Songwriting is successful when you have a strong idea- a singular focus concept. Who, what, when, where why…?
An example from his popular piece, Angel Eyes
- Theme, call/response
- B Section
- Back to the theme, call/response
- B Section
- Theme (slight variation)
Lessons from his teacher- Music is organizational of sounds and silences. The way we speak….
Simplicity is the key. A simple thought- silence is important, thought through and focused.
The purpose of songwriting is to create a connection with others. You are sharing part of yourself with others.
There is a difference between sharing and writing at people. Music is something to share (not to view), something to connect with.
There are rules to help with foundation and technique (head) but there are no rules for sharing your heart.

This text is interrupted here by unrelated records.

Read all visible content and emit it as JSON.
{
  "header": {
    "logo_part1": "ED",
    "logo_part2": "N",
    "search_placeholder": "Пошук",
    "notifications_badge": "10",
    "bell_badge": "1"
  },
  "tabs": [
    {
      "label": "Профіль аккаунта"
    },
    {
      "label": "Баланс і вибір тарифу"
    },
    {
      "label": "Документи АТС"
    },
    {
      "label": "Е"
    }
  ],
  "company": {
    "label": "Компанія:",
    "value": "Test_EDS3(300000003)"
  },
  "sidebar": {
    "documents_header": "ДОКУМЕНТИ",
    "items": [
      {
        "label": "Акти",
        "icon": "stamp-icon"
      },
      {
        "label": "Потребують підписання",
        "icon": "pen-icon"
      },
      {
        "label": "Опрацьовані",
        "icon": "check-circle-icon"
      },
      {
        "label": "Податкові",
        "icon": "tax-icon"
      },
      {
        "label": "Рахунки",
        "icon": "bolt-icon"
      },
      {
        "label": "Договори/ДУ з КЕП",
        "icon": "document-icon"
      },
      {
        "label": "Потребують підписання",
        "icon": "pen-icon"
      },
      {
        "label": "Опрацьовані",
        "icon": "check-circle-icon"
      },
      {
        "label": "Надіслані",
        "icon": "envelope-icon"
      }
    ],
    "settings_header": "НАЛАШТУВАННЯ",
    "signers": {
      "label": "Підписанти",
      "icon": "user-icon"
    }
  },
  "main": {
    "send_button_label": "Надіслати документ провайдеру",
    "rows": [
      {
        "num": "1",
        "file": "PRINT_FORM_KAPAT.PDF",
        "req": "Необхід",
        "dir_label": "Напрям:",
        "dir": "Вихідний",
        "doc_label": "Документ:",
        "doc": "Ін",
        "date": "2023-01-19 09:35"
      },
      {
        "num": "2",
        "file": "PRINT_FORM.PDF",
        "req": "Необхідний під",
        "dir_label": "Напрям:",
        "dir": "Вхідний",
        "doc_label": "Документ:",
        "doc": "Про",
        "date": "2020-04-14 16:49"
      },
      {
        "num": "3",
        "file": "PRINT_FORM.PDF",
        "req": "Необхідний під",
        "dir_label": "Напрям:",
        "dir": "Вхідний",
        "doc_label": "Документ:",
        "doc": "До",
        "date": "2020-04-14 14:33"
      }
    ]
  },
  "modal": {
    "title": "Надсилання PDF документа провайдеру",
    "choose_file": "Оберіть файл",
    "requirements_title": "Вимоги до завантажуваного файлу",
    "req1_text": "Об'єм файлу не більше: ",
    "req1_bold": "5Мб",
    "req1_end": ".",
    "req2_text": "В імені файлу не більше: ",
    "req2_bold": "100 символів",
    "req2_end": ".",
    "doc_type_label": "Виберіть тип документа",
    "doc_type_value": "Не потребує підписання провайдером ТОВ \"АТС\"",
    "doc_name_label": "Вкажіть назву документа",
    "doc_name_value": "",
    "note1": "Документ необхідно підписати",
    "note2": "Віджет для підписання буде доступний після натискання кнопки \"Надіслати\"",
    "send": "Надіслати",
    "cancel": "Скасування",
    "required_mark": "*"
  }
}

- Emotional Connection
- Having a strong idea
In songwriting, if you start at the beginning there is nowhere to go. Instead, it’s important to have a concept first.
From the song, Simple Things-
- Idea- simple things in life we overlook
- Start to think of what the simple things are. (Goes through naming simple things)
- Then start thinking about how to get there.
- What happens to remember the simple things (this is what leads to the simple things list, the core of the song)
Write the way people talk instead of a poem. ie: Valentine. For kids relate the idea via a story.
Take a song that exists already (pop, Christmas, etc.). Write lyrics or your own idea from that song but in a different rhythm. Try a bunch of different rhythms. (ie: Joy to the World)
It’s not so much the notes and how they are arranged, it’s the rhythm.
If they understand the idea of it, they have a better ability to create.
Imitation helps to learn the kraft. Just don’t cross the line…
It’s not as important to write it down but to continue on with the next step. Don’t hold back a student if the notation is causing them to give up.
Mistake #1- playing with no breaks, silences… (ie: a friend who talks non-stop)
Mistake #2- no chorus (the idea is verse)
Another way to begin is to take two notes and play in different rhythms.
Outline with triads in LH
Take advice but do what feels is right.
Jim Brickman is holding a SongWriting BootCamp this July in Cleveland, OH. If you are interested, visit his website JimBrickman.com.
LEVEL UP! ASCENDING BEYOND THE STANDARD METHOD BOOK
Most of what I would be sharing in this presentation is available in the very detailed handout via the MTNA website here.